Rest up for the night at the nearest campsite, before making the trek across to the western half of the island. Camping K’gari means sandflies, so be sure to bring repellant! We brought 3 different types to ensure we had the right bug killing formula.
Day 5: Marloo to Wathumba
Drive to Wathumba
Not for the faint of heart, the drive to Wathumba is a tricky one, so make sure you’ve brushed up on your 4WD skills. Once you’ve arrived though, you’ll see that it’s absolutely worth it. Kick back, relax and take in the serenity – you’ll have the place mostly to yourself due to how remote it is. This is living Barry.
Fishing at Sunset
And can you believe it; Matt finally caught us a meal. Onya Matty! This was our last night camping K’gari, and what a way to end it.
Day 6 Wathumba to Kingfisher Bay
Kingfisher Bay Celebration Drinks
It was an early start on our last day. It was straight back to Kingfisher Bay (via Eurong for another pie of course) with some celebration beverages before we jumped on the ferry back to the mainland. Check out our adventure highlights in the below video (yes, the bevvies made it in!).
Need to know
We used Fraser Venture Barge, and it’s recommended to book in to avoid disappointment. The return trip cost us $215 return – full prices and timetables can be found on their website.
K’gari is a National Park, and as such, campsites will need to be booked in advance. Some of the more popular sites with dingo protection and amenities book out quickly, so it’s best to decide your itinerary in advance. You can book up to 6 months in advance via the Queensland Parks website.
You’ll find there are certain things that are above and beyond what you regularly need, such as a good supply of fresh water (we have a 30L tank in our 4WD), a portable toilet (its a dingo rule!) and plenty of space for food (we have a battery powered fridge in the Hilux, set up on a dual battery system). Make sure you plan appropriately.
You WILL need a 4WD to get around Fraser Island. I’d also recommend a pair of recovery boards (we have Max Trax) and a shovel. I can’t count the amount of times we used ours. The fuel prices are outrageous on the island too, so if you can carry your own jerry cans, be sure to do so.
If you don’t own a 4WD, you could always hire or join a tour group – there’s plenty of options out there.
Firstly, dingoes aren’t as scary as everyone makes them out to be. Secondly, they are not your pet dog, so don’t treat them as such. Give them the same respect you would any wild animal and you’ll get along fine. There are some sensible rules when it comes to dingoes, such as not feeding them, and you’ll find them all on the Queensland Parks website.
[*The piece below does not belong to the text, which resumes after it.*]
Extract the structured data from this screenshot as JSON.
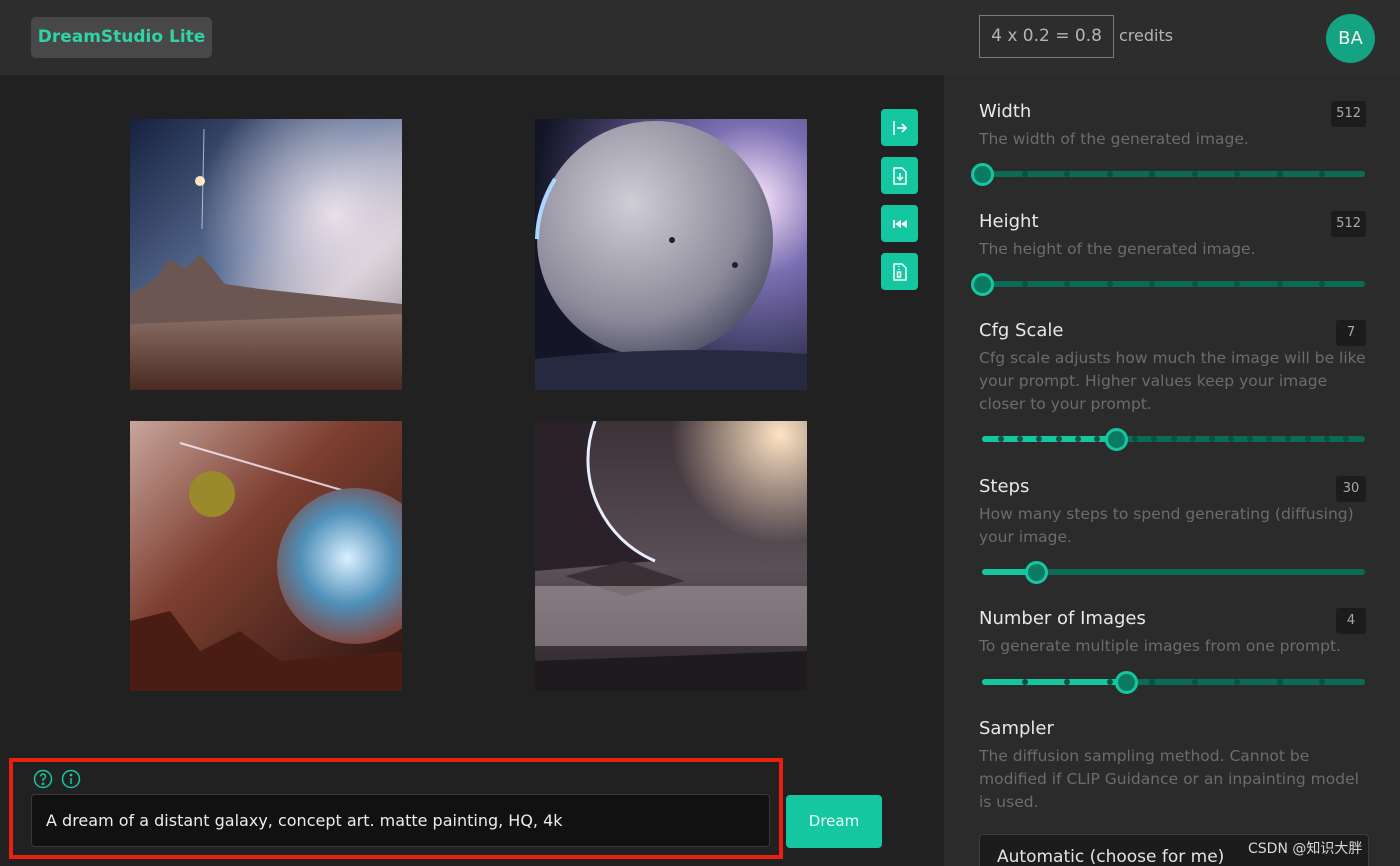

I can honestly say that camping K’gari was an amazing and unique place, and camping is just one way to experience everything that it has to offer. I would love to go back one day to experience a *fancier* side of it, but until then, it’s the camping life for me!